I prefer the equipment side. Let me give you an example:
I have an investment in a shipping stock. There are weekly reports for the price of ships, the number of new ships being produced and on order, the value for a ship if it is to be scrapped, the dayrates to hire a ship, etc. It's elementary to find liquidation value.
For a company such as ChipMOS that's a bit more complex. There's everything from real estate with negligible depreciation, to equipment that may last 5, 6, 10, or 12 years, to items that are useful for only the current generation of product. Luckily I'll be satisfied with just a rough estimate since there's such a drastic discrepancy between share price and book value.

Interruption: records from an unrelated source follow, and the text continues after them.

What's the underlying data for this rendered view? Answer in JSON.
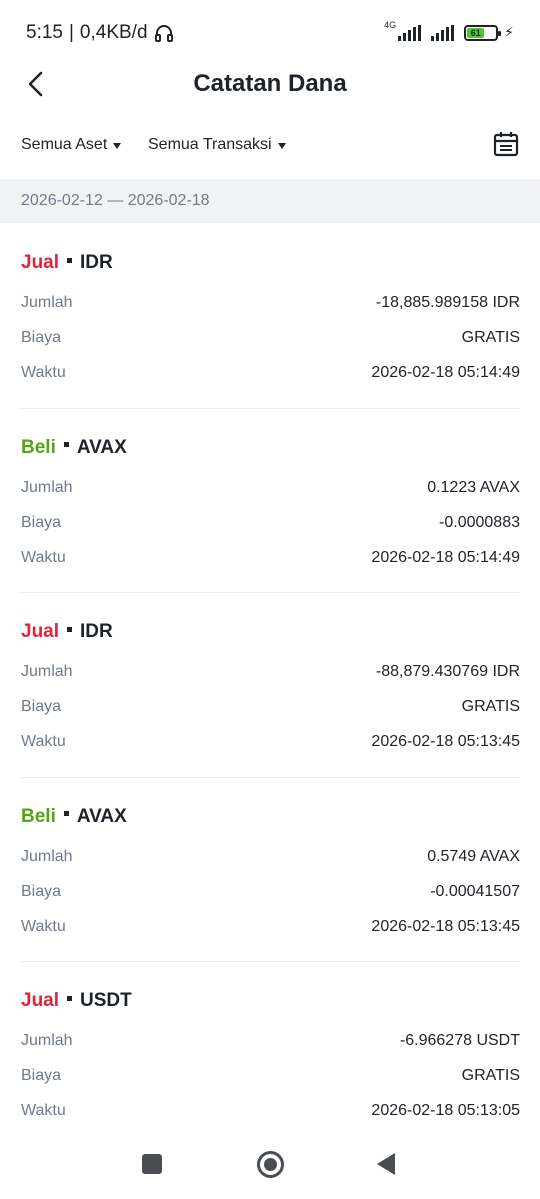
{
  "status_bar": {
    "time": "5:15",
    "separator": "|",
    "net_speed": "0,4KB/d",
    "network_type": "4G",
    "battery_level": "61",
    "icons": [
      "headset-icon",
      "signal-icon",
      "battery-icon",
      "charging-icon"
    ]
  },
  "header": {
    "title": "Catatan Dana",
    "back_icon": "chevron-left-icon"
  },
  "filters": {
    "asset": "Semua Aset",
    "transaction": "Semua Transaksi",
    "calendar_icon": "calendar-icon"
  },
  "date_range": "2026-02-12 — 2026-02-18",
  "records": [
    {
      "type": "Jual",
      "side": "sell",
      "asset": "IDR",
      "amount_label": "Jumlah",
      "amount": "-18,885.989158 IDR",
      "fee_label": "Biaya",
      "fee": "GRATIS",
      "time_label": "Waktu",
      "time": "2026-02-18 05:14:49"
    },
    {
      "type": "Beli",
      "side": "buy",
      "asset": "AVAX",
      "amount_label": "Jumlah",
      "amount": "0.1223 AVAX",
      "fee_label": "Biaya",
      "fee": "-0.0000883",
      "time_label": "Waktu",
      "time": "2026-02-18 05:14:49"
    },
    {
      "type": "Jual",
      "side": "sell",
      "asset": "IDR",
      "amount_label": "Jumlah",
      "amount": "-88,879.430769 IDR",
      "fee_label": "Biaya",
      "fee": "GRATIS",
      "time_label": "Waktu",
      "time": "2026-02-18 05:13:45"
    },
    {
      "type": "Beli",
      "side": "buy",
      "asset": "AVAX",
      "amount_label": "Jumlah",
      "amount": "0.5749 AVAX",
      "fee_label": "Biaya",
      "fee": "-0.00041507",
      "time_label": "Waktu",
      "time": "2026-02-18 05:13:45"
    },
    {
      "type": "Jual",
      "side": "sell",
      "asset": "USDT",
      "amount_label": "Jumlah",
      "amount": "-6.966278 USDT",
      "fee_label": "Biaya",
      "fee": "GRATIS",
      "time_label": "Waktu",
      "time": "2026-02-18 05:13:05"
    }
  ],
  "colors": {
    "sell": "#d9263a",
    "buy": "#53a611",
    "label_gray": "#707a8a",
    "band_bg": "#f1f2f4"
  },
  "nav_bar": {
    "icons": [
      "recents-square-icon",
      "home-circle-icon",
      "back-triangle-icon"
    ]
  }
}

As oort cloud suggested, I may contact investor relations. If they tell me anything useful I'll post it here.
While the depreciation schedule is of some interest, I thinks its even more important to think about how Chipmos is going to upgrade their equipment to test the new chips. Almost everyone in the industry has been investing the minimum in new equipment to conserve cash. One big problem is that those few companies that have upgraded are going to have a big advantage over those who haven't. Chipmos might survive two years or so, but if they don't invest in new equipment they won't make it much beyond the time their old equipment wears out.

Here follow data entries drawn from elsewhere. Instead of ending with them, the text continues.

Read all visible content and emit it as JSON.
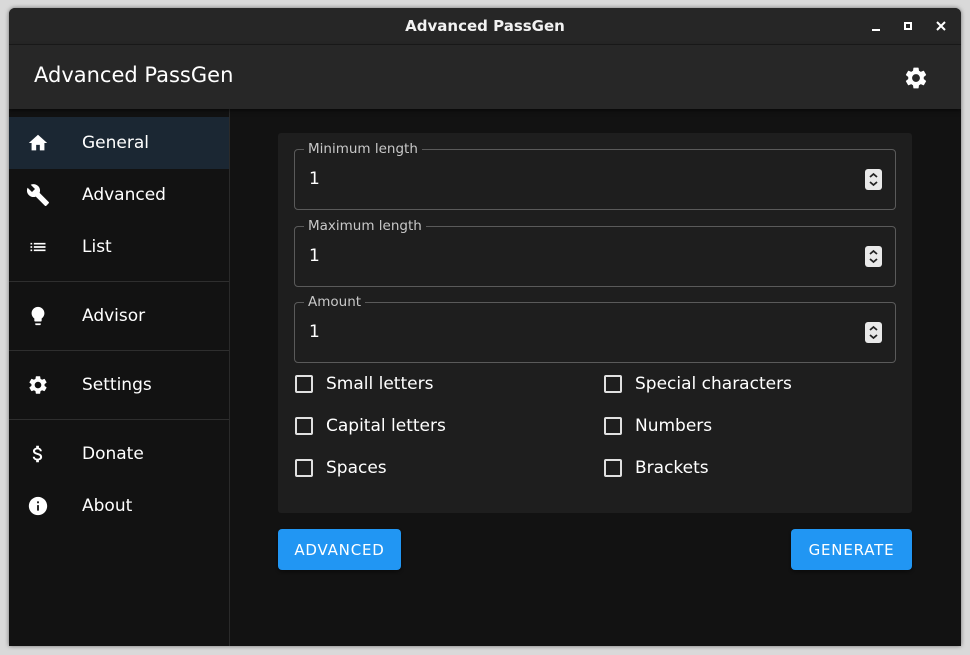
{
  "window": {
    "title": "Advanced PassGen"
  },
  "appbar": {
    "title": "Advanced PassGen",
    "settings_icon": "gear-icon"
  },
  "nav": {
    "items": [
      {
        "label": "General",
        "icon": "home-icon",
        "active": true
      },
      {
        "label": "Advanced",
        "icon": "wrench-icon",
        "active": false
      },
      {
        "label": "List",
        "icon": "list-icon",
        "active": false
      },
      {
        "label": "Advisor",
        "icon": "lightbulb-icon",
        "active": false
      },
      {
        "label": "Settings",
        "icon": "gear-icon",
        "active": false
      },
      {
        "label": "Donate",
        "icon": "dollar-icon",
        "active": false
      },
      {
        "label": "About",
        "icon": "info-icon",
        "active": false
      }
    ]
  },
  "form": {
    "min_length": {
      "label": "Minimum length",
      "value": "1"
    },
    "max_length": {
      "label": "Maximum length",
      "value": "1"
    },
    "amount": {
      "label": "Amount",
      "value": "1"
    },
    "checkboxes": {
      "small_letters": {
        "label": "Small letters",
        "checked": false
      },
      "capital_letters": {
        "label": "Capital letters",
        "checked": false
      },
      "spaces": {
        "label": "Spaces",
        "checked": false
      },
      "special_characters": {
        "label": "Special characters",
        "checked": false
      },
      "numbers": {
        "label": "Numbers",
        "checked": false
      },
      "brackets": {
        "label": "Brackets",
        "checked": false
      }
    }
  },
  "buttons": {
    "advanced": "ADVANCED",
    "generate": "GENERATE"
  },
  "colors": {
    "accent": "#2196f3",
    "background": "#121212",
    "appbar": "#272727",
    "active_nav": "#1b2733",
    "card": "#1e1e1e"
  }
}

I am not an expert on how long dram chips last, but I think that the chipmos' six year scheudule should serve as a good guideline to when they think its useless.
My understanding is that IMOS is using five year straight line depreciation or about 20% a year. Dram testing equipment becomes obsolete more easily, especially those machines for DDR2 as 1333 MHz DDR3 will become main stream next year. Their DRAM testing machine may be good for low end DDR3 like 1000 MHz DDR3. Wafer sort and packaging equipment will last longer than their depreciation life. As Spansion is coming out of Chapter 11 in Q4, the capacity utilization of wafer sort machines may improve. IMOS is trying to get business form Numonyx. Recent news is that Numonyx will start making chips in house instead of outsouring that to Elpida. The problem is that IMOS has become a second tier memory backend company. It can only get overage business that Powertech Technology Inc. utilizes its full capacity. When time is good, the difference is not too big. When time is bad, Powertech is making money while IMOS loses its shirt.
My understanding is that companies use the shorter of the time the equipment physically wears out or the time that the equipment becomes functionally obsolescent. Six years seems about right for the entire life cycle of a dram, so I'd say that that six year depreciation sounds fine.
However, when equipment is underutilized in a recession then companies may have to do what's called an impairment test where they look at the drop in value over time. If the impairment is significant, then they have to reduce the value of the equipment. We only get to observe impairments on financial statements if they're pretty large. My suspicion is that the drop in value for the equipment is due to them writing off the value of some of the equipment early. Its probably impaired, but not enough to be separately reported.
A suggestion is that you contact Chipmos directly and ask your question. While they seem to be a bit clueless about publicizing their positions, they are surprisingly honest about what's going on. Its one of the reasons I've held onto the stock for the last two year.